In 1882 the Desclée brothers also founded an important printing establishment at Tournai, under the title of the Society of St. John the Evangelist, their object being to restore Christian art in liturgical publications. The aesthetic principles by which their enterprise was to be directed were those of the Middle Ages. Here also Baron John Béthune assisted them. At first the society relied upon English workmen, compositors, and printers, England being the country in which the old traditions had been best preserved. The first publications attracted the attention of connoisseurs, and the technical perfection of the work soon earned for the house a world- wide reputation. The Society, following first the work of the Rev. Dom Pothier, and afterwards the studies of the Benedictines of Solesmes, issued the first publications for the re-establishment of the liturgical chant, commonly called "plain chant". These editions served as a basis for the edition brought out by the Vatican printing press, and imposed by Pius X on the universal Church. About 1880 the Desclée brothers resolved to apply to other branches of Catholic literature the same principles of artistic restoration which had met with such success in the liturgical domain. Under the title of the Society of St. Augustine they founded a separate business, devoted to the publication of all kinds of books relating to ecclesiastical studies, ascetic theology, religious history and literature, hagiography, art, archaeology, education, etc.
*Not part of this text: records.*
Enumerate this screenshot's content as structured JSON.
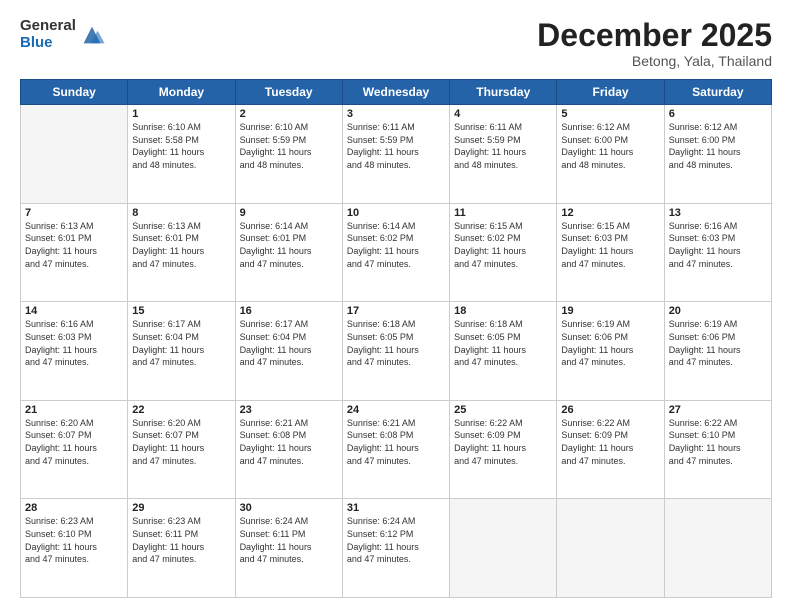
{
  "header": {
    "logo_general": "General",
    "logo_blue": "Blue",
    "month": "December 2025",
    "location": "Betong, Yala, Thailand"
  },
  "weekdays": [
    "Sunday",
    "Monday",
    "Tuesday",
    "Wednesday",
    "Thursday",
    "Friday",
    "Saturday"
  ],
  "weeks": [
    [
      {
        "day": "",
        "empty": true
      },
      {
        "day": "1",
        "sunrise": "6:10 AM",
        "sunset": "5:58 PM",
        "daylight": "11 hours and 48 minutes."
      },
      {
        "day": "2",
        "sunrise": "6:10 AM",
        "sunset": "5:59 PM",
        "daylight": "11 hours and 48 minutes."
      },
      {
        "day": "3",
        "sunrise": "6:11 AM",
        "sunset": "5:59 PM",
        "daylight": "11 hours and 48 minutes."
      },
      {
        "day": "4",
        "sunrise": "6:11 AM",
        "sunset": "5:59 PM",
        "daylight": "11 hours and 48 minutes."
      },
      {
        "day": "5",
        "sunrise": "6:12 AM",
        "sunset": "6:00 PM",
        "daylight": "11 hours and 48 minutes."
      },
      {
        "day": "6",
        "sunrise": "6:12 AM",
        "sunset": "6:00 PM",
        "daylight": "11 hours and 48 minutes."
      }
    ],
    [
      {
        "day": "7",
        "sunrise": "6:13 AM",
        "sunset": "6:01 PM",
        "daylight": "11 hours and 47 minutes."
      },
      {
        "day": "8",
        "sunrise": "6:13 AM",
        "sunset": "6:01 PM",
        "daylight": "11 hours and 47 minutes."
      },
      {
        "day": "9",
        "sunrise": "6:14 AM",
        "sunset": "6:01 PM",
        "daylight": "11 hours and 47 minutes."
      },
      {
        "day": "10",
        "sunrise": "6:14 AM",
        "sunset": "6:02 PM",
        "daylight": "11 hours and 47 minutes."
      },
      {
        "day": "11",
        "sunrise": "6:15 AM",
        "sunset": "6:02 PM",
        "daylight": "11 hours and 47 minutes."
      },
      {
        "day": "12",
        "sunrise": "6:15 AM",
        "sunset": "6:03 PM",
        "daylight": "11 hours and 47 minutes."
      },
      {
        "day": "13",
        "sunrise": "6:16 AM",
        "sunset": "6:03 PM",
        "daylight": "11 hours and 47 minutes."
      }
    ],
    [
      {
        "day": "14",
        "sunrise": "6:16 AM",
        "sunset": "6:03 PM",
        "daylight": "11 hours and 47 minutes."
      },
      {
        "day": "15",
        "sunrise": "6:17 AM",
        "sunset": "6:04 PM",
        "daylight": "11 hours and 47 minutes."
      },
      {
        "day": "16",
        "sunrise": "6:17 AM",
        "sunset": "6:04 PM",
        "daylight": "11 hours and 47 minutes."
      },
      {
        "day": "17",
        "sunrise": "6:18 AM",
        "sunset": "6:05 PM",
        "daylight": "11 hours and 47 minutes."
      },
      {
        "day": "18",
        "sunrise": "6:18 AM",
        "sunset": "6:05 PM",
        "daylight": "11 hours and 47 minutes."
      },
      {
        "day": "19",
        "sunrise": "6:19 AM",
        "sunset": "6:06 PM",
        "daylight": "11 hours and 47 minutes."
      },
      {
        "day": "20",
        "sunrise": "6:19 AM",
        "sunset": "6:06 PM",
        "daylight": "11 hours and 47 minutes."
      }
    ],
    [
      {
        "day": "21",
        "sunrise": "6:20 AM",
        "sunset": "6:07 PM",
        "daylight": "11 hours and 47 minutes."
      },
      {
        "day": "22",
        "sunrise": "6:20 AM",
        "sunset": "6:07 PM",
        "daylight": "11 hours and 47 minutes."
      },
      {
        "day": "23",
        "sunrise": "6:21 AM",
        "sunset": "6:08 PM",
        "daylight": "11 hours and 47 minutes."
      },
      {
        "day": "24",
        "sunrise": "6:21 AM",
        "sunset": "6:08 PM",
        "daylight": "11 hours and 47 minutes."
      },
      {
        "day": "25",
        "sunrise": "6:22 AM",
        "sunset": "6:09 PM",
        "daylight": "11 hours and 47 minutes."
      },
      {
        "day": "26",
        "sunrise": "6:22 AM",
        "sunset": "6:09 PM",
        "daylight": "11 hours and 47 minutes."
      },
      {
        "day": "27",
        "sunrise": "6:22 AM",
        "sunset": "6:10 PM",
        "daylight": "11 hours and 47 minutes."
      }
    ],
    [
      {
        "day": "28",
        "sunrise": "6:23 AM",
        "sunset": "6:10 PM",
        "daylight": "11 hours and 47 minutes."
      },
      {
        "day": "29",
        "sunrise": "6:23 AM",
        "sunset": "6:11 PM",
        "daylight": "11 hours and 47 minutes."
      },
      {
        "day": "30",
        "sunrise": "6:24 AM",
        "sunset": "6:11 PM",
        "daylight": "11 hours and 47 minutes."
      },
      {
        "day": "31",
        "sunrise": "6:24 AM",
        "sunset": "6:12 PM",
        "daylight": "11 hours and 47 minutes."
      },
      {
        "day": "",
        "empty": true
      },
      {
        "day": "",
        "empty": true
      },
      {
        "day": "",
        "empty": true
      }
    ]
  ]
}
The production of religious images forms also an important part of the work of the society, which possesses two establishments, one at Bruges in Belgium, and the other at Lille in France.